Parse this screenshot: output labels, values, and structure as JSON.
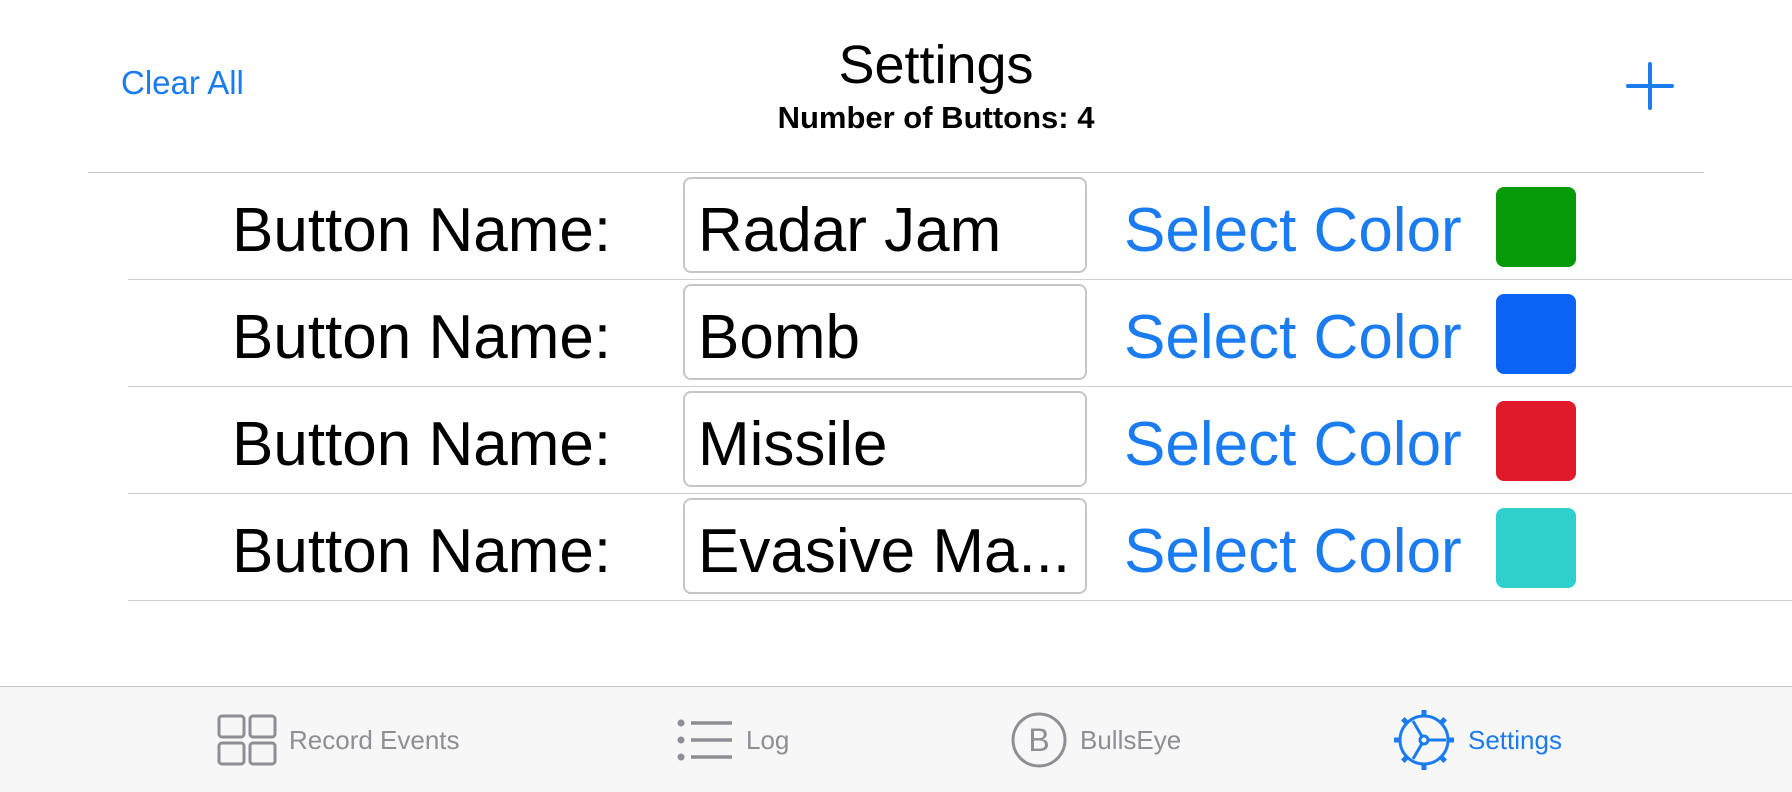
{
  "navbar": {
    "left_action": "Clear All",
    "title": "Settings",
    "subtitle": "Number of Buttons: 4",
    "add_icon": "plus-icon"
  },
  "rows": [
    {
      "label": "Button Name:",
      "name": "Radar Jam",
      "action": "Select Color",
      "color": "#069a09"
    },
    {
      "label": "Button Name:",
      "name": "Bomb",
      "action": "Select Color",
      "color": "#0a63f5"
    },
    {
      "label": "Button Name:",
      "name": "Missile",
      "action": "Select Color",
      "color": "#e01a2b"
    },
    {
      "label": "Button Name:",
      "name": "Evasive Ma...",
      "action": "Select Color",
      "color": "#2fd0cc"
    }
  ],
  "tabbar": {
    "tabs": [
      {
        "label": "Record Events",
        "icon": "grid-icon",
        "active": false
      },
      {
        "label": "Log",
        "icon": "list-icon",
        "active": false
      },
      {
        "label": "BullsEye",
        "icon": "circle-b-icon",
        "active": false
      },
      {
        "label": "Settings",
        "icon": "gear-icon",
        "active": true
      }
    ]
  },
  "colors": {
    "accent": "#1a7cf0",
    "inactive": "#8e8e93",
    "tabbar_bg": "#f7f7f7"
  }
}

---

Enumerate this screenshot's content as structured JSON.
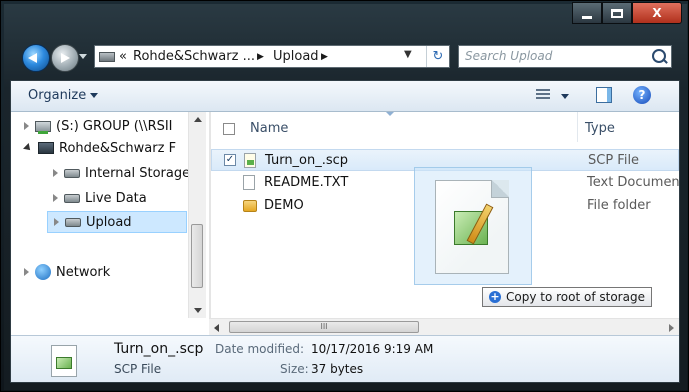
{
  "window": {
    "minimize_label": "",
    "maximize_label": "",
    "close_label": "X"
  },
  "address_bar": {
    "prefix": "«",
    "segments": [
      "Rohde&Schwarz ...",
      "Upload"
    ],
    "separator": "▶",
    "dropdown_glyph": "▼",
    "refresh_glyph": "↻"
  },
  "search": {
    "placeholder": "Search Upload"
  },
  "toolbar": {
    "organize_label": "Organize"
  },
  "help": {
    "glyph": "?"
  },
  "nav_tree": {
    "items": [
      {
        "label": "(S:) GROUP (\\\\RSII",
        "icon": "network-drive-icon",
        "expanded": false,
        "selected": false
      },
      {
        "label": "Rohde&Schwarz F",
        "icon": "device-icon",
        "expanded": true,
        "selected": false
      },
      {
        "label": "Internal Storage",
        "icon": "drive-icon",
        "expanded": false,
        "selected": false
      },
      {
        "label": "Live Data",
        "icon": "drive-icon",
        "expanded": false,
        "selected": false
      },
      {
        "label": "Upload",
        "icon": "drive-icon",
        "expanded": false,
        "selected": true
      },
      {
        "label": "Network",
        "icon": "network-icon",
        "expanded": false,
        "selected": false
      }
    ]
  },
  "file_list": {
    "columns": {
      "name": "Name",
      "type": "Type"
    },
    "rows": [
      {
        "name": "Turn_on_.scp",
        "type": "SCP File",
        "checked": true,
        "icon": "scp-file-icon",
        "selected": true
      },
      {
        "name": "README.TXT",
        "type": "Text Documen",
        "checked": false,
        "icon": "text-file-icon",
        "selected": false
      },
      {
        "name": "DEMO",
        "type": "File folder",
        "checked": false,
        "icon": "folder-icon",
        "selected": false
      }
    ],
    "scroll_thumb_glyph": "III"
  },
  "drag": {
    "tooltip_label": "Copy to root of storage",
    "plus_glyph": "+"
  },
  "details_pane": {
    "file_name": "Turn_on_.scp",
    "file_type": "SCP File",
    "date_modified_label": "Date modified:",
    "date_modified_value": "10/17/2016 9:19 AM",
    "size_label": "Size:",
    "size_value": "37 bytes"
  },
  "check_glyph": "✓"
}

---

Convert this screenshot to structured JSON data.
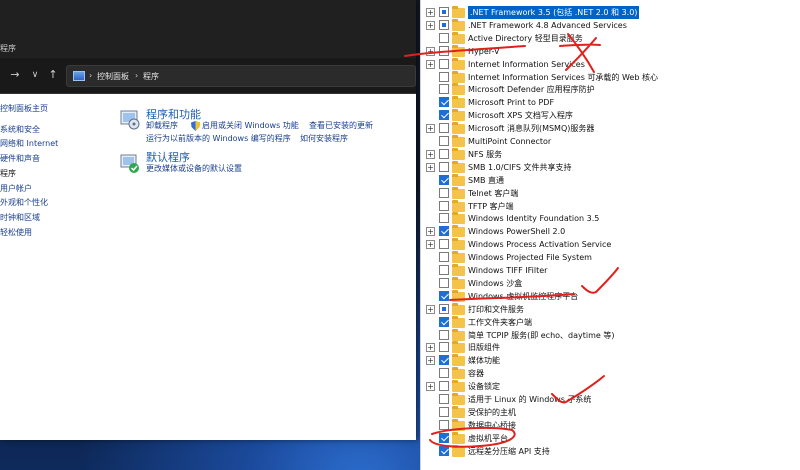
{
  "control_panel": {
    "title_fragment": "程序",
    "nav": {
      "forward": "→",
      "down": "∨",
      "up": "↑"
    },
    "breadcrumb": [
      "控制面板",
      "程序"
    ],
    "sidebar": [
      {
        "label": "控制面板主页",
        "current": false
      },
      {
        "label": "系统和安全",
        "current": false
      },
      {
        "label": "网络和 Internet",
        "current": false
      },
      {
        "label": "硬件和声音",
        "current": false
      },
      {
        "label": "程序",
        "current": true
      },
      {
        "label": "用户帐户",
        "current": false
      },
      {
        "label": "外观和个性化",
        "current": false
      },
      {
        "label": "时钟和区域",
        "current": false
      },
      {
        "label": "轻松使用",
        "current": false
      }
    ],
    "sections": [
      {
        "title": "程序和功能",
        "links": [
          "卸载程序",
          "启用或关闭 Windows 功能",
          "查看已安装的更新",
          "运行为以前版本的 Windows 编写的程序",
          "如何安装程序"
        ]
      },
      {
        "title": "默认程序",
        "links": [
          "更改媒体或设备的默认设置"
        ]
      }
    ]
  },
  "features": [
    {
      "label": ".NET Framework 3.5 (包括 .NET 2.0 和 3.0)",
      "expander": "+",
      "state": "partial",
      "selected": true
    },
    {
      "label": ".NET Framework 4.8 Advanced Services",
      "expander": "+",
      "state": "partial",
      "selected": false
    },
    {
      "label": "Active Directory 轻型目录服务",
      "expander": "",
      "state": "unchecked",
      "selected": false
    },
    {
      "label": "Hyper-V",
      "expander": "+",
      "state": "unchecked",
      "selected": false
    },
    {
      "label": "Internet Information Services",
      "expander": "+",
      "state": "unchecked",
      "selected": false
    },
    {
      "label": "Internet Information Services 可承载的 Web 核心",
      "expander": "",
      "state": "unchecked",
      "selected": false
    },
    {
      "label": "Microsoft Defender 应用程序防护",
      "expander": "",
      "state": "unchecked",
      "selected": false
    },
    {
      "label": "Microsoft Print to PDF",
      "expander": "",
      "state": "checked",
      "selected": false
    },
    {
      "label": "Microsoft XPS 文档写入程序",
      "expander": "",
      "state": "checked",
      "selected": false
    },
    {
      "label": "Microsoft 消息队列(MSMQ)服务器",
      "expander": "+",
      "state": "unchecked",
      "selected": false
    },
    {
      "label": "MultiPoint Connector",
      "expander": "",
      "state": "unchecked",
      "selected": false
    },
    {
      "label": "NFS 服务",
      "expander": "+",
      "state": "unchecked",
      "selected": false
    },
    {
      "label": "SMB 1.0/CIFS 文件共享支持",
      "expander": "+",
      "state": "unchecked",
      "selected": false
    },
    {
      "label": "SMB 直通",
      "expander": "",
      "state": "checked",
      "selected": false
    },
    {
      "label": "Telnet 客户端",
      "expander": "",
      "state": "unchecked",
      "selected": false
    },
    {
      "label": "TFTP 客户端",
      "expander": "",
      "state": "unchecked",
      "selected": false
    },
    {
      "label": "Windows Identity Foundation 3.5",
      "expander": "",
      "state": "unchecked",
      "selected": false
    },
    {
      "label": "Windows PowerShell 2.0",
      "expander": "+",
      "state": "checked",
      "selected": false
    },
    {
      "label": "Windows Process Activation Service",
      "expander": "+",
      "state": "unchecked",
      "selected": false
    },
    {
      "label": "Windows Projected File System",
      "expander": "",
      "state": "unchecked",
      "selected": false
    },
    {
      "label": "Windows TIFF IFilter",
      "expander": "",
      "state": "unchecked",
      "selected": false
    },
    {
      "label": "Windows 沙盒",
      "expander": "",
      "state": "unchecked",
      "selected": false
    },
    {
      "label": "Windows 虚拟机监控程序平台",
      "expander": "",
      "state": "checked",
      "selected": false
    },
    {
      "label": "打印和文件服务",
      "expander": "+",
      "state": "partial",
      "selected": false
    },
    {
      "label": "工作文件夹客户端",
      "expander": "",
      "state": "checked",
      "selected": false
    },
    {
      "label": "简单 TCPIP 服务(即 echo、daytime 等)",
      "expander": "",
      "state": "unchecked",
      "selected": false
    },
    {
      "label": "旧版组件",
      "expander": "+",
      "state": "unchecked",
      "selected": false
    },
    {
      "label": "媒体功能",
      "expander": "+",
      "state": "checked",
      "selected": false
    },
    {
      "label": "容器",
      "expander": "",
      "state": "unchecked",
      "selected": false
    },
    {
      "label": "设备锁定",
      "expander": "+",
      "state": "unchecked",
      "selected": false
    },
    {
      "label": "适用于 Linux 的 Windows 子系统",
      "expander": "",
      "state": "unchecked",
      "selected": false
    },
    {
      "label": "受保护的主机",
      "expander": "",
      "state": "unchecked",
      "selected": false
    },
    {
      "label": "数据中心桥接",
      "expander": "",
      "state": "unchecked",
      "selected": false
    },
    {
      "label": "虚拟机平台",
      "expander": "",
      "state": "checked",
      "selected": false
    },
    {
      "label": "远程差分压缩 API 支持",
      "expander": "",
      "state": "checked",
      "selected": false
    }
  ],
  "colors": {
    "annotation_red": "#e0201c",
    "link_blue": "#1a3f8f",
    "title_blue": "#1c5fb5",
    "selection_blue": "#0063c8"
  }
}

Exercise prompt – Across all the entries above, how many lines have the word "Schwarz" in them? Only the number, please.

Result for this task – 2